I'M WITH YOU: Seattle has lost six straight and is plummeting in both the A.L. West and wild-card races. But their former manager, Mike Hargrove -- who lives in Cleveland and spent years with the Indians as a player and manager -- says he feels ''more a Mariner'' than he does an Indian and still follows the team closely despite his abrupt resignation two months ago. (Both stories Seattle Post-Intelligencer)
THE RACES -- N.L. CENTRAL: The Cubs beat the Brewers (Chicago Tribune) and the Astros beat the Cardinals (Houston Chronicle).
WISH LIST: SI.com's John Donovan examines what each contender needs to have happen down the stretch. For the Red Sox, it's that J.D. Drew and Kevin Youkilis start hitting.
OZZIE BEING OZZIE: Ozzie Guillen launched into quite the tirade against his players after they lost Wednesday night. (Chicago Sun-Times)
LOCAL BOYS: The blog The Good Phight gives a little love to Davey Lopes.
QUICKLY: Esteban Loiaza is shocked to be leaving the A's (San Francisco Chronicle) . . . Oakland's Rich Harden says he's came back too soon from his arm woes and is going to be more cautious this time around (San Jose Mercury News) . . . Vernon Wells may need shoulder surgery (Toronto Globe and Mail) . . . The Tigers are mulling whether or not to bring back the declining Ivan Rodriguez (Detroit News) . . . The Rangers are happy with manager Ron Washington, and they proved it by picking up his 2009 contract option (Dallas Morning News).

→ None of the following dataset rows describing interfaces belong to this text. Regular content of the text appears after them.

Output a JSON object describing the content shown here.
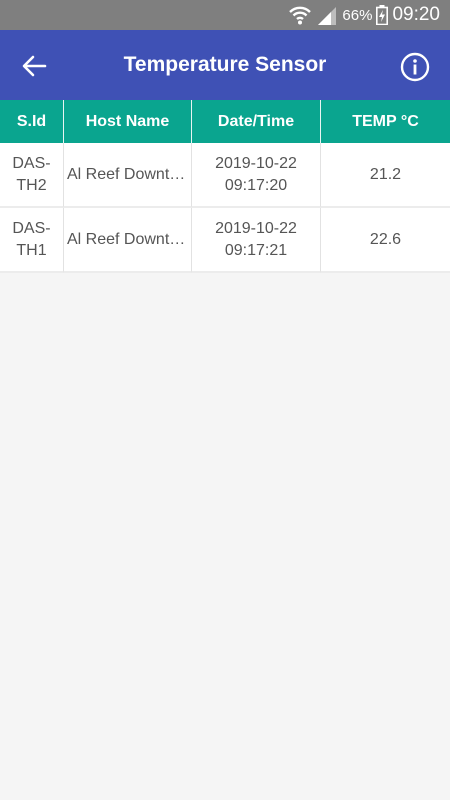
{
  "status_bar": {
    "battery_percent": "66%",
    "time": "09:20"
  },
  "toolbar": {
    "title": "Temperature Sensor",
    "back_icon": "arrow-left-icon",
    "info_icon": "info-circle-icon"
  },
  "table": {
    "headers": [
      "S.Id",
      "Host Name",
      "Date/Time",
      "TEMP °C"
    ],
    "rows": [
      {
        "sid_line1": "DAS-",
        "sid_line2": "TH2",
        "host": "Al Reef Downtown",
        "date": "2019-10-22",
        "time": "09:17:20",
        "temp": "21.2"
      },
      {
        "sid_line1": "DAS-",
        "sid_line2": "TH1",
        "host": "Al Reef Downtown",
        "date": "2019-10-22",
        "time": "09:17:21",
        "temp": "22.6"
      }
    ]
  },
  "colors": {
    "toolbar": "#3f51b5",
    "table_header": "#0aa58f",
    "status_bar": "#7f7f7f"
  }
}
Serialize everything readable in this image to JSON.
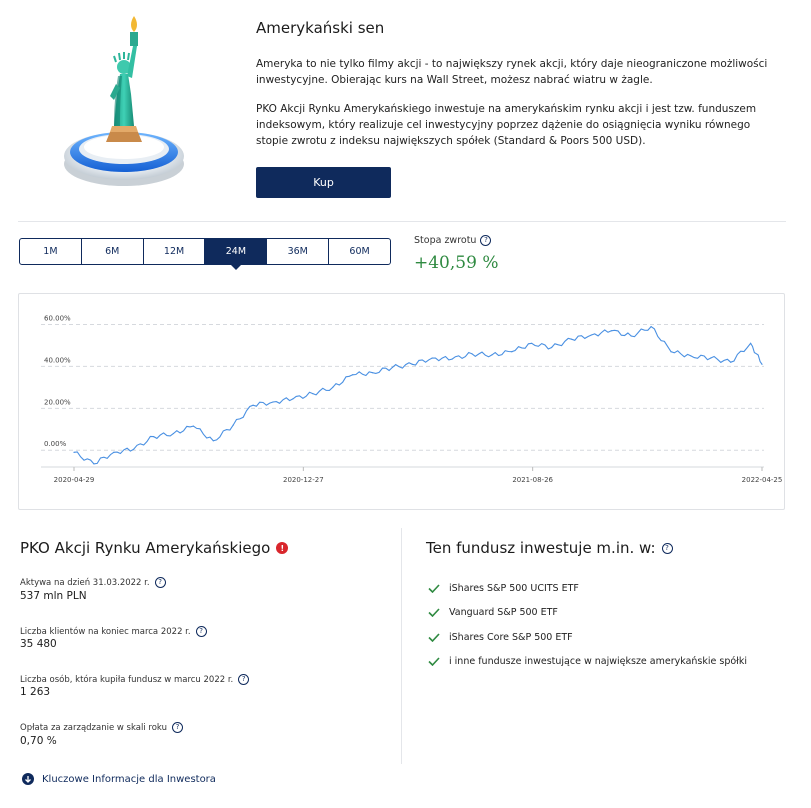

-- ART MARTONE
Posted by Art Martone at 6:52 AM | Permalink